The story is right about a couple things: For the Obama administration to take a strong stance on climate change, finalizing and enforcing tough new limits on emissions from cars and coal-fired power plants will likely have a much bigger impact than blocking this one pipeline (a final decision on the pipeline was delayed once again by the State Department last Friday). And in any case, according to the State Department's latest environmental assessment, most of the Canadian oil that the pipe would carry is going to get dug up and burned one way or another, so blocking the pipeline won't necessarily be a win for the climate.
It shouldn't surprise anyone that, as the chart above shows, the footprint of this one infrastructure project is much less than that of the entire US economy. But that doesn't mean we should write off all that oil's carbon footprint altogether. In fact, the Times story's own such chart dramatically understates what that footprint will really be, using a statistic out of context that's an order of magnitude lower than the latest official estimate.
The Times writes that the pipeline will be responsible for an annual 18.7 million metric tons of emissions, citing a 2013 letter from a top EPA administrator to senior State Department officials offering feedback on their environmental review of the pipeline. But in the letter, that figure isn't presented as an estimate of the pipeline's total footprint. Instead, it's an estimate of how much greater the emissions will be as a result of the pipeline carrying oil sands crude, the exceptionally carbon-heavy oil that will run in the pipe, as opposed to an equivalent volume of conventional crude oil.
In other words, 18.7 million metric tons is only the difference between conventional and oil sands oil, the extra carbon boost that comes from using a dirtier fossil fuel, what the EPA letter calls "incremental emissions."
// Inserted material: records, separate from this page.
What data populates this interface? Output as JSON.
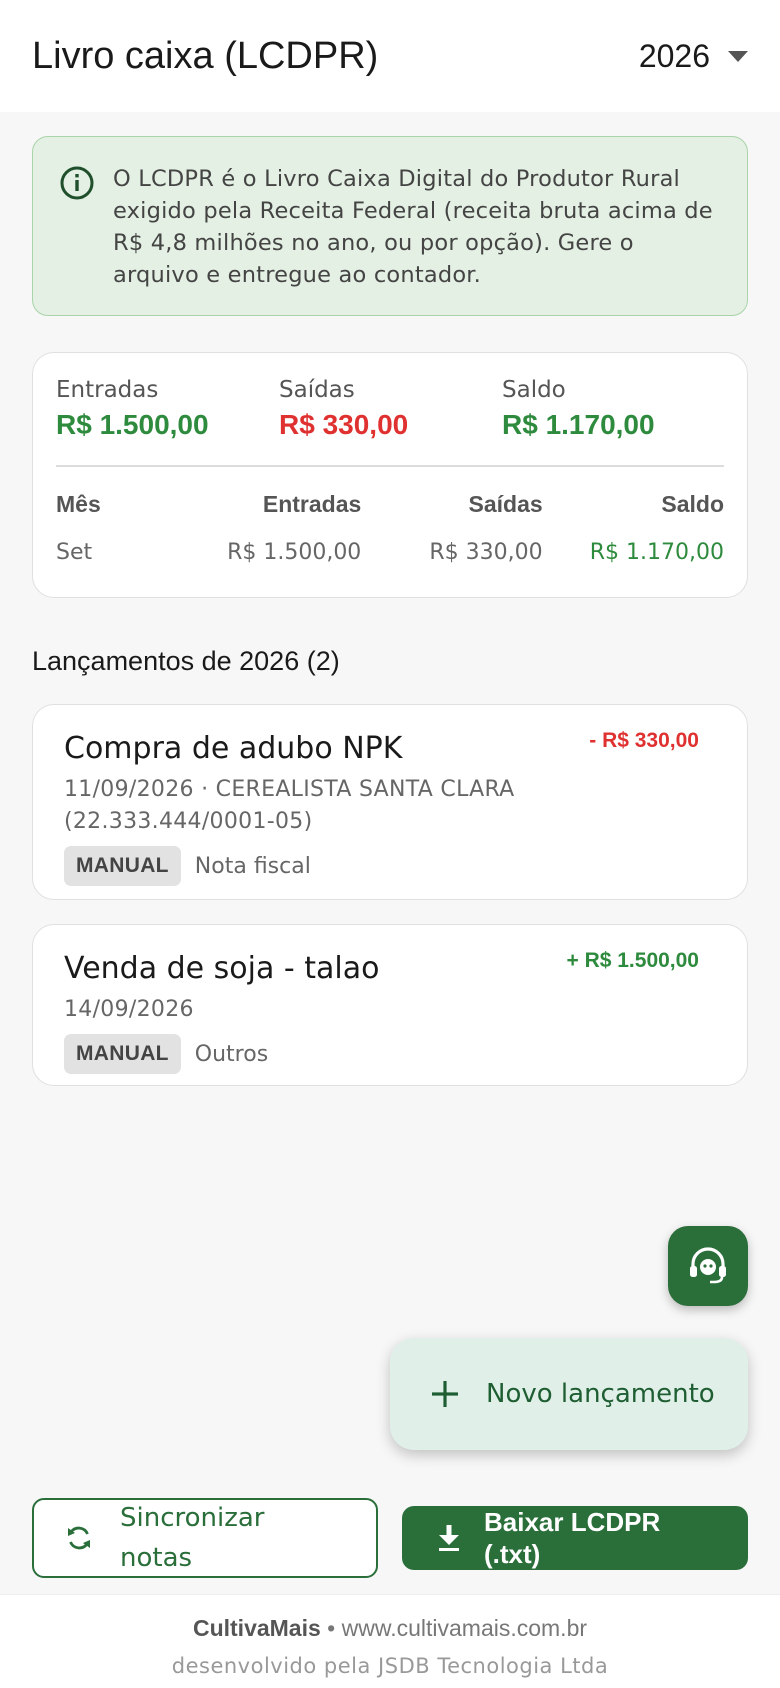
{
  "appbar": {
    "title": "Livro caixa (LCDPR)",
    "year": "2026"
  },
  "info": {
    "text": "O LCDPR é o Livro Caixa Digital do Produtor Rural exigido pela Receita Federal (receita bruta acima de R$ 4,8 milhões no ano, ou por opção). Gere o arquivo e entregue ao contador."
  },
  "summary": {
    "totals": [
      {
        "label": "Entradas",
        "value": "R$ 1.500,00"
      },
      {
        "label": "Saídas",
        "value": "R$ 330,00"
      },
      {
        "label": "Saldo",
        "value": "R$ 1.170,00"
      }
    ],
    "columns": [
      "Mês",
      "Entradas",
      "Saídas",
      "Saldo"
    ],
    "rows": [
      {
        "month": "Set",
        "entradas": "R$ 1.500,00",
        "saidas": "R$ 330,00",
        "saldo": "R$ 1.170,00"
      }
    ]
  },
  "entries_section": {
    "title": "Lançamentos de 2026 (2)"
  },
  "entries": [
    {
      "title": "Compra de adubo NPK",
      "amount": "- R$ 330,00",
      "meta": "11/09/2026 · CEREALISTA SANTA CLARA (22.333.444/0001-05)",
      "badge": "MANUAL",
      "type": "Nota fiscal"
    },
    {
      "title": "Venda de soja - talao",
      "amount": "+ R$ 1.500,00",
      "meta": "14/09/2026",
      "badge": "MANUAL",
      "type": "Outros"
    }
  ],
  "fab": {
    "new_label": "Novo lançamento"
  },
  "actions": {
    "sync_label": "Sincronizar notas",
    "download_label": "Baixar LCDPR (.txt)"
  },
  "footer": {
    "brand": "CultivaMais",
    "separator": " • ",
    "url": "www.cultivamais.com.br",
    "credit": "desenvolvido pela JSDB Tecnologia Ltda"
  },
  "colors": {
    "primary": "#2a6e3a",
    "positive": "#2e8b3e",
    "negative": "#e03131",
    "info_bg": "#e3f0e3"
  },
  "icons": {
    "info": "info-icon",
    "support": "headset-icon",
    "add": "plus-icon",
    "sync": "sync-icon",
    "download": "download-icon",
    "dropdown": "caret-down-icon"
  }
}
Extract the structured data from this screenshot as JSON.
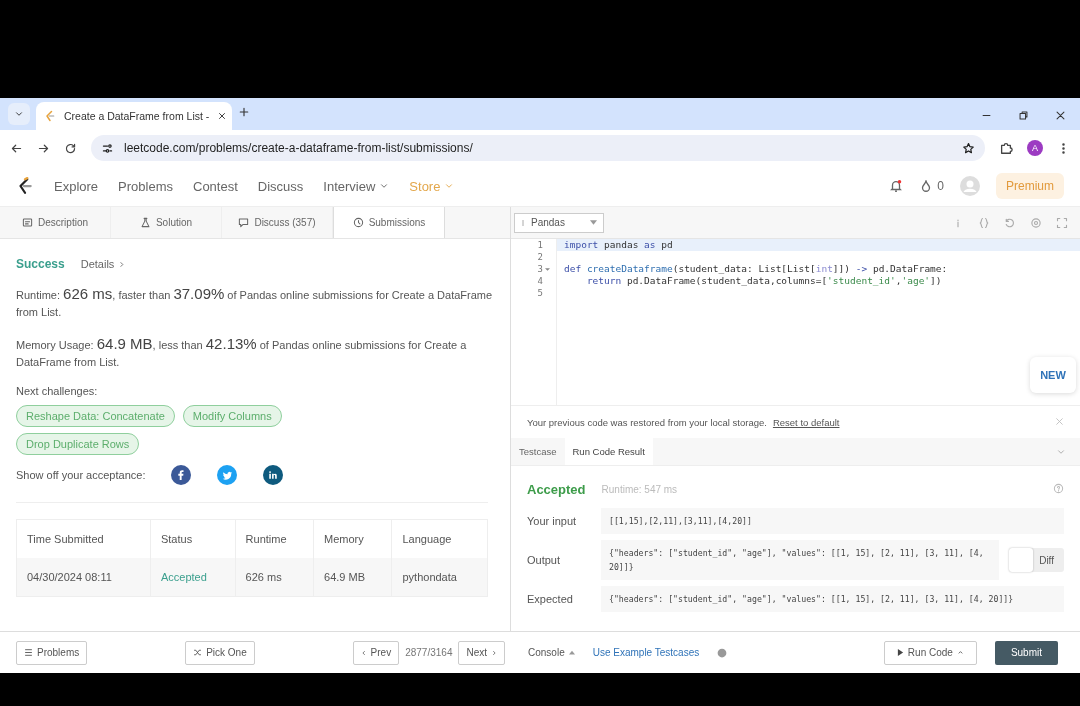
{
  "browser": {
    "tab_title": "Create a DataFrame from List -",
    "url": "leetcode.com/problems/create-a-dataframe-from-list/submissions/",
    "profile_initial": "A"
  },
  "nav": {
    "links": [
      {
        "label": "Explore",
        "kind": "link"
      },
      {
        "label": "Problems",
        "kind": "link"
      },
      {
        "label": "Contest",
        "kind": "link"
      },
      {
        "label": "Discuss",
        "kind": "link"
      },
      {
        "label": "Interview",
        "kind": "dropdown"
      },
      {
        "label": "Store",
        "kind": "store"
      }
    ],
    "streak": "0",
    "premium": "Premium"
  },
  "panel_tabs": [
    {
      "label": "Description",
      "kind": "description",
      "selected": false
    },
    {
      "label": "Solution",
      "kind": "solution",
      "selected": false
    },
    {
      "label": "Discuss (357)",
      "kind": "discuss",
      "selected": false
    },
    {
      "label": "Submissions",
      "kind": "submissions",
      "selected": true
    }
  ],
  "language": "Pandas",
  "result": {
    "status": "Success",
    "details": "Details",
    "runtime_text": "Runtime: **626 ms**, faster than **37.09%** of Pandas online submissions for Create a DataFrame from List.",
    "memory_text": "Memory Usage: **64.9 MB**, less than **42.13%** of Pandas online submissions for Create a DataFrame from List.",
    "next_label": "Next challenges:",
    "challenges": [
      "Reshape Data: Concatenate",
      "Modify Columns",
      "Drop Duplicate Rows"
    ],
    "share_label": "Show off your acceptance:"
  },
  "submissions": {
    "columns": [
      "Time Submitted",
      "Status",
      "Runtime",
      "Memory",
      "Language"
    ],
    "rows": [
      {
        "time": "04/30/2024 08:11",
        "status": "Accepted",
        "runtime": "626 ms",
        "memory": "64.9 MB",
        "language": "pythondata"
      }
    ]
  },
  "editor": {
    "lines": [
      {
        "number": "1",
        "selected": true,
        "fold": false,
        "tokens": [
          {
            "t": "import",
            "kind": "kw"
          },
          {
            "t": " pandas ",
            "kind": "plain"
          },
          {
            "t": "as",
            "kind": "kw"
          },
          {
            "t": " pd",
            "kind": "plain"
          }
        ]
      },
      {
        "number": "2",
        "selected": false,
        "fold": false
      },
      {
        "number": "3",
        "selected": false,
        "fold": true,
        "tokens": [
          {
            "t": "def",
            "kind": "kw"
          },
          {
            "t": " createDataframe",
            "kind": "fn"
          },
          {
            "t": "(student_data: List[List[",
            "kind": "plain"
          },
          {
            "t": "int",
            "kind": "num"
          },
          {
            "t": "]]) ",
            "kind": "plain"
          },
          {
            "t": "->",
            "kind": "kw"
          },
          {
            "t": " pd.DataFrame:",
            "kind": "plain"
          }
        ]
      },
      {
        "number": "4",
        "selected": false,
        "fold": false,
        "tokens": [
          {
            "t": "    return",
            "kind": "kw"
          },
          {
            "t": " pd.DataFrame(student_data,columns=[",
            "kind": "plain"
          },
          {
            "t": "'student_id'",
            "kind": "str"
          },
          {
            "t": ",",
            "kind": "plain"
          },
          {
            "t": "'age'",
            "kind": "str"
          },
          {
            "t": "])",
            "kind": "plain"
          }
        ]
      },
      {
        "number": "5",
        "selected": false,
        "fold": false
      }
    ],
    "new_badge": "NEW"
  },
  "restore": {
    "message": "Your previous code was restored from your local storage.",
    "link": "Reset to default"
  },
  "console_tabs": [
    {
      "label": "Testcase",
      "selected": false
    },
    {
      "label": "Run Code Result",
      "selected": true
    }
  ],
  "run_result": {
    "status": "Accepted",
    "runtime": "Runtime: 547 ms",
    "fields": [
      {
        "label": "Your input",
        "value": "[[1,15],[2,11],[3,11],[4,20]]"
      },
      {
        "label": "Output",
        "value": "{\"headers\": [\"student_id\", \"age\"], \"values\": [[1, 15], [2, 11], [3, 11], [4, 20]]}",
        "diff": {
          "label": "Diff",
          "on": false
        }
      },
      {
        "label": "Expected",
        "value": "{\"headers\": [\"student_id\", \"age\"], \"values\": [[1, 15], [2, 11], [3, 11], [4, 20]]}"
      }
    ]
  },
  "footer": {
    "problems": "Problems",
    "pick_one": "Pick One",
    "prev": "Prev",
    "counter": "2877/3164",
    "next": "Next",
    "console": "Console",
    "use_example": "Use Example Testcases",
    "run_code": "Run Code",
    "submit": "Submit"
  }
}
The Times analysis is also problematic because it makes an erroneous apples-to-oranges comparison between country-level emissions data from the Energy Information Administration that counts only carbon dioxide, and Keystone emissions estimates that are given in terms of "carbon dioxide equivalent" and thus count other greenhouse gases like methane (although CO2 still accounts for the lion's share). For a better apples-to-apples comparison, I only included the US in my chart (and not the other nations included in the Times chart), because an official estimate of carbon dioxide equivalent emissions is only available for that country.
Although even the State Department Keystone estimate is a small-ish chunk of total US emissions, it's certainly nothing to sneeze at, especially when President Obama has repeatedly linked approval of the pipeline to a finding that it won't have a major impact on climate change.
Germany is in the midst of a fierce battle against climate change and is making an aggressive push to get at least 80 percent of its power from renewable sources by 2050. But with nearly half its power still drawn from some of the world's dirtiest coal, there are plenty of bumps in the road ahead. One of the biggest is how to store renewable energy when the wind isn't blowing and the sun isn't shining, a problem that has tormented clean-energy advocates around the globe.
One engineer thinks he's found the solution—half a mile underground.
Most of Germany's coal is a low-grade form called lignite, which is dug out of sprawling open-pit mines and fed into carbon-spewing power stations. Lignite is dirtier than the hard coal more commonly found in the United States in places like Wyoming and West Virginia. Germany has its own hard coal, too—Steinkohle, in local parlance—but costs for the deep-shaft mines needed to get at it run so high that the industry has historically relied heavily on federal subsidies. Those are set to expire in 2018, and when they do, they'll take Germany's three remaining hard-coal mines with them.